sign-in procedures, visitor identification badges, etc.?
Find out if your school has policies and procedures on security and
emergency preparedness. Does your
board and administration have written policies and procedures related to
security, crisis preparedness planning, and overall school safety planning? If
so, are they communicated clearly and regularly to students, school employees
and parents? How? When?
Determine if your school has a "living" school safety team, safety plan and
ongoing process, as well as a school crisis team and school emergency/crisis
preparedness guidelines. Does your
school have a school safety committee to develop an overall plan for
prevention, intervention, and security issues? Are these plans balanced and not
just prevention-only or security-only? Is there a school crisis team to deal
with emergency planning? Who are members of the safety committee and
crisis team? How often do they meet? Is there a written school crisis plan? Are
there written emergency/crisis guidelines? Are these plans and guidelines
reviewed regularly - at least once a year?
with school and public safety officials as to whether school officials use
internal security specialists and outside public safety resources to develop
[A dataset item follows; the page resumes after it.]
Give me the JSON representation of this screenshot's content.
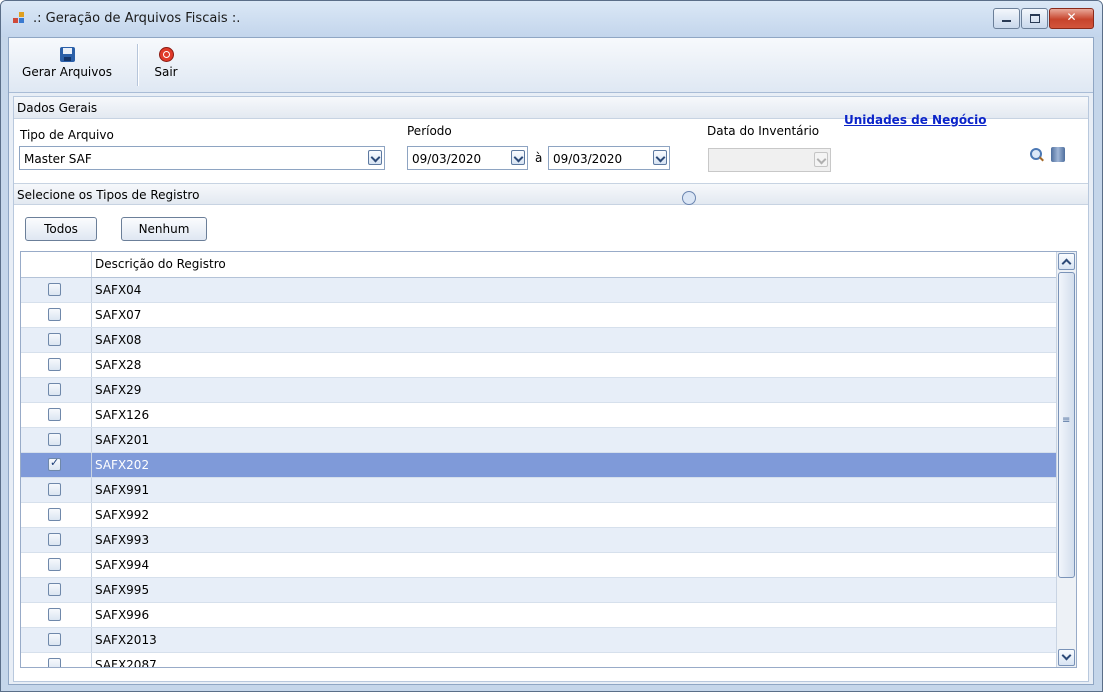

safety plans and crisis guidelines. Do school officials actively
involve internal school security specialists, School Resource Officers, and
other school safety specialists in developing safety plans and crisis
guidelines? Do school officials have meaningful, working relationships with
police, fire and other public safety agencies serving their schools? Are they involved
on school safety committees and teams and/or do they have direct input on
if school emergency/crisis guidelines are tested and exercised. Do school officials test and exercise written crisis
guidelines? What type of tests do they do? For example, if they have a
lockdown procedure, do they conduct periodic drills to practice them? If they
cannot have full-scale exercises of emergency plans (which are often difficult
to do), do they at least do tabletop exercises to test written plans?
whether school employees, including support personnel, have received training
on school security and crisis preparedness issues. Have school employees received training on security and
emergency strategies by local, state and/or national specialists? Have
employees also received training on their school/district specific crisis
guidelines? Are all employees, including support personnel such as
secretaries and custodians, included in such training? How often is such
training provided? Is the training provided by qualified and experienced
instructors with knowledge of K-12 specific safety issues?
out if school officials use outside resources and sources in their ongoing
school safety assessments.
Do school officials subscribe to current publications addressing security
issues? Do they attend conferences and programs on school safety? Have they
reviewed their security measures, crisis guidelines and safety plans with
recommendations by school safety experts?
evaluate whether you, as a parent, are doing your part in making schools safe. Do you follow parking, visitor, and other safety
procedures at your school? Do you support teachers and administrators with
safety initiatives, including by asking the above questions in a supportive,
non-blaming manner? Do you talk with your child about personal safety
considerations, drug and violence prevention issues, and related topics early
and regularly at home? Do you seek professional help for your child in a
timely manner, if needed?
www.schoolsecurity.org for more